As a born Christian, I have readily accepted that good deeds are based on 'the works of God' or the influence of a Godly way-of-life, yet I've pondered over acts of evil or sadness and natural disasters. It takes a deeper understanding of belief to accept that, whatever happens, it is the work of God. Non-believers have to resolve their feelings between seeking revenge and retribution (and what good does that do?) and forgiveness. Wasn't it in Jesus' Sermon on the Mount in the Gospel of Matthew, that Jesus says?: "You have heard that it was said, 'An eye for an eye, and a tooth for a tooth.' But I tell you, do not resist an evil person. If someone strikes you on the right cheek, turn to him the other also. And if someone wants to sue you and take your tunic, let him have your cloak as well. If someone forces you to go one mile, go with him two miles. Give to the one who asks you, and do not turn away from the one who wants to borrow from you." (Matthew 5:38-42, NIV)
It is, perhaps, but a few steps to reach the Amish attitude that, whatever happens, the perpetrator will be forgiven, and is, indeed, granted forgiveness in advance of the event. I'm not certain that I'm ready for that yet, but for those who HAVE made that move, I can but admire them. The converse, is mayhem, with everyone reacting with violence for violence, which escalates into further violence. I guess that many can see that schoolyard scuffles are best halted and the participants encouraged to 'make friends', and that gang-warfare is basically pointless. A few will abhor conflict between societies based (purely) on religion (or in some cases, creed), or race, or, in fact, nationality. Even neighbouring towns or football teams can be the cause of dispute. How sensible is THAT?

In this case, there is NO suggestion that the perpetrator bore any grudge against the Amish Community. Had the school been either a secular or non-Christian establishment I suspect the actions would have been identical.
Apart from the forgiveness, that is, and for THAT some will be amazed, others envious.

chuks
4th Oct 2006, 19:11
Have a look at this book, 'Miracle in the Andes,' for a useful slant on theology. It was written, perhaps 'ghost-written,' by a survivor of an FH-227 crash that took the lives of his mother and one of his sisters.
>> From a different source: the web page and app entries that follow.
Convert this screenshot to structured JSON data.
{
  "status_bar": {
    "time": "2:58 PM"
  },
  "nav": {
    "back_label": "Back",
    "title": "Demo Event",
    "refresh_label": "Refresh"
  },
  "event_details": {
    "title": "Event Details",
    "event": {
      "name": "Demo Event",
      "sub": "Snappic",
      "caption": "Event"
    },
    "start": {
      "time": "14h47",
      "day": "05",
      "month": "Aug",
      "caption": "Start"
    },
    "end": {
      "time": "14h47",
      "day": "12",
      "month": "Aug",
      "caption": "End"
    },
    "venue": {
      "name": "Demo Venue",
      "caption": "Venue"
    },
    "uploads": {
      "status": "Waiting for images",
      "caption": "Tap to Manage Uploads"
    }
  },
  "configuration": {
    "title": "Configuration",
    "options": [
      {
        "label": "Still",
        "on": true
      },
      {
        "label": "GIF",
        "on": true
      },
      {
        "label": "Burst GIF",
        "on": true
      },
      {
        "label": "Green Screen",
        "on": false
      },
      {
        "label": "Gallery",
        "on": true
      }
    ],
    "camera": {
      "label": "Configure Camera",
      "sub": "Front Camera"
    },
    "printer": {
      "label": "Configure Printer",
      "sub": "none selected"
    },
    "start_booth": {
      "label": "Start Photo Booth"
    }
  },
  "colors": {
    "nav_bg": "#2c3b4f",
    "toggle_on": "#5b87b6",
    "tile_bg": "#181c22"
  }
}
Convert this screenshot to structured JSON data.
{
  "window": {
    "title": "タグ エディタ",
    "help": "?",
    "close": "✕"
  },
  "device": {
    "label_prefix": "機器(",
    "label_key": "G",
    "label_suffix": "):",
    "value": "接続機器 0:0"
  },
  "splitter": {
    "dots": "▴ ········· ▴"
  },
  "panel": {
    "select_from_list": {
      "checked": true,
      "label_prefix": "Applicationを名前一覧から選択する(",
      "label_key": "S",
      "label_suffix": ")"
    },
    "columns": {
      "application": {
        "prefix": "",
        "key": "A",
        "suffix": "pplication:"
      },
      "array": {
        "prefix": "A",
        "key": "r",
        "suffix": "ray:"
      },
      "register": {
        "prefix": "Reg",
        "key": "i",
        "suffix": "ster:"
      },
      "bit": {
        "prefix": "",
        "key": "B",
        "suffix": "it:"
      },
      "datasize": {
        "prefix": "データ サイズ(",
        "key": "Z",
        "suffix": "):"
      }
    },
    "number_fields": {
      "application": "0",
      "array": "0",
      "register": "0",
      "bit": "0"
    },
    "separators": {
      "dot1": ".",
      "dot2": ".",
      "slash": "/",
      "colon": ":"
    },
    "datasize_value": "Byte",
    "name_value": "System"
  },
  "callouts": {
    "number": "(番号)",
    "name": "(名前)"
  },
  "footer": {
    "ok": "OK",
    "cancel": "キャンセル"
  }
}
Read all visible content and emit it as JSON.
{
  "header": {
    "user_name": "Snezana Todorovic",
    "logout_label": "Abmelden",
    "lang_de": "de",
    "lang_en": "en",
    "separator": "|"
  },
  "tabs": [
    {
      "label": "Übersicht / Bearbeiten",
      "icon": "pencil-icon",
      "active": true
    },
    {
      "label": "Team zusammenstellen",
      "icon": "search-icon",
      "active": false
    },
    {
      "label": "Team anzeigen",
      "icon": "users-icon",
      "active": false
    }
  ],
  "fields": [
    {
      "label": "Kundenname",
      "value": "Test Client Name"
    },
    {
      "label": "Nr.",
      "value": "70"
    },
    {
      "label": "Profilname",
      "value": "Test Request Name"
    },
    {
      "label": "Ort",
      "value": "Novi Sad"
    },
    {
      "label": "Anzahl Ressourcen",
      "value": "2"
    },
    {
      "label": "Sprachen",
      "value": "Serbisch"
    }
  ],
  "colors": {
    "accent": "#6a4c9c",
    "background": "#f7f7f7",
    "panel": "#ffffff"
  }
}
He had to come to terms with the nature of a Deity that could take the lives of two of his loved ones and yet allow him and a small group of survivors to live. He achieved a very interesting personal solution to this moral dilemma.